WASHINGTON — The Army’s once-problem-plagued air-and-missile defense battle command system took out two cruise missile threat targets nearly simultaneously using Patriot missiles in a major live fire event Aug. 13, according to service officials in charge of the effort.
The cruise missiles flew at a low-altitude, maneuvering through a mountain range. The Integrated Battle Command System (IBCS) took real-time data from Patriot and Sentinel radars and tracked the threat. IBCS sent engagement options to air defenders on the ground and two Patriot Advanced Capability-3 missiles controlled by IBCS intercepted both threats.
The success of the limited user test for IBCS, which began several weeks ago in the New Mexico desert, is like “night and day,” compared to a previous attempt in 2016, Brig. Gen. Brian Gibson, who is in charge of Army air-and-missile defense modernization, told Defense News during its Space and Missile Defense Symposium Debrief event Aug. 5.
“We didn’t even get through phase one,” which lasted “just days,” in the first limited user test, Gibson said.
Space and Missile Defense Command Commander Lt. Gen. Dan Karbler had overseen the Army Test and Evaluation Command during the first IBCS limited user test and told reporters Aug. 5 that during the first attempt “the system performance was so unstable, we really couldn’t even get it started. We couldn’t collect any good data. There was multiple software challenges within the system just to try to get it into the network. So it was a very, very difficult endeavor and so, honestly, couldn’t pass LUT and there was a lot of work to do.”
The live fire marks the first time an entire operational battalion was involved in an IBCS test along with multiple sensors, shooters and mission command platforms, making it the most complex test the system has seen to date, Gibson told reporters Aug. 13 shortly after the test event.
The cruise missile targets were defeated by PAC-3 missiles coming from entirely separate launchers at the same battery site, Col. Phil Rottenborn, IBCS project manager within the Army’s Program Executive Office Missiles and Space, said.
IBCS also made it possible to move Sentinel radars more forward on the battlefield, providing more time to track the target, which allowed the commander on the ground to engage a single interceptor per target, said Col. Tony Behrens, Army capability manager and director of the Army Air & Missile Defense Command. Typically, two interceptors, one following the other, are deployed against a single missile target in case the first misses.
With IBCS, the Army will be able to use fewer interceptors in engagements, Behrens said.
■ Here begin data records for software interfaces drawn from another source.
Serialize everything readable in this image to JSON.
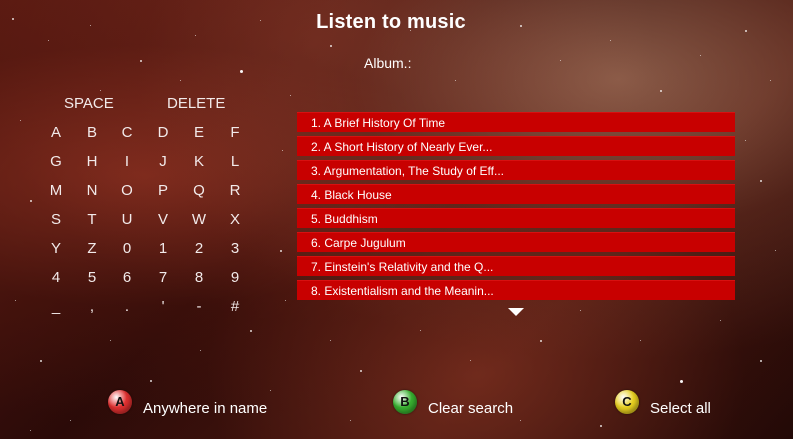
{
  "header": {
    "title": "Listen to music",
    "album_label": "Album.:"
  },
  "keyboard": {
    "space_label": "SPACE",
    "delete_label": "DELETE",
    "rows": [
      [
        "A",
        "B",
        "C",
        "D",
        "E",
        "F"
      ],
      [
        "G",
        "H",
        "I",
        "J",
        "K",
        "L"
      ],
      [
        "M",
        "N",
        "O",
        "P",
        "Q",
        "R"
      ],
      [
        "S",
        "T",
        "U",
        "V",
        "W",
        "X"
      ],
      [
        "Y",
        "Z",
        "0",
        "1",
        "2",
        "3"
      ],
      [
        "4",
        "5",
        "6",
        "7",
        "8",
        "9"
      ],
      [
        "_",
        ",",
        ".",
        "'",
        "-",
        "#"
      ]
    ]
  },
  "albums": [
    "1. A Brief History Of Time",
    "2. A Short History of Nearly Ever...",
    "3. Argumentation, The Study of Eff...",
    "4. Black House",
    "5. Buddhism",
    "6. Carpe Jugulum",
    "7. Einstein's Relativity and the Q...",
    "8. Existentialism and the Meanin..."
  ],
  "hints": [
    {
      "button": "A",
      "label": "Anywhere in name",
      "color": "#e03030"
    },
    {
      "button": "B",
      "label": "Clear search",
      "color": "#38b030"
    },
    {
      "button": "C",
      "label": "Select all",
      "color": "#e8d020"
    }
  ],
  "icons": {
    "scroll": "scroll-down-arrow-icon"
  },
  "colors": {
    "list_row": "#c80000"
  }
}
The system was also challenged by electronic attack during the live fire where one of the seven integrated fire control network relays was taken out of the mix by a jammer. The system was able to operate and defeat challenging target sets through debris even with a relay removed from the game.
The Army will conduct another live fire test next week with senior officials attending, a presence that will up the ante. IBCS will go up against both a cruise missile and a ballistic missile during that event, according to Army Futures Command Commander Gen. Mike Murray.
Once the limited user test wraps up in mid-September, the Army will need to go through “terabytes, lots and lots of data” over the following three months, Murray said.
The service will then go before a production decision board, currently scheduled for Nov. 20. And if IBCS is approved to move forward, the service will conduct an Initial Operational Test and Evaluation of the system in a year.
The Army plans to equip its first unit with IBCS — the same battalion executing the LUT — in fiscal 2022.
IBCS will not only serve as the brains of the Army’s future Integrated Air-and-Missile Defense System, but will also be the command-and-control system for its future Integrated Fire Protection Capability that will defend against rockets, artillery and mortars as well as cruise missile and unmanned aircraft threats. And IBCS is likely to play an integral part in the next generation program called Joint All-Domain Command and Control (JADC2), which is expected to provide an information architecture across all services and domains for warfare.
Jen Judson is an award-winning journalist covering land warfare for Defense News. She has also worked for Politico and Inside Defense. She holds a Master of Science degree in journalism from Boston University and a Bachelor of Arts degree from Kenyon College.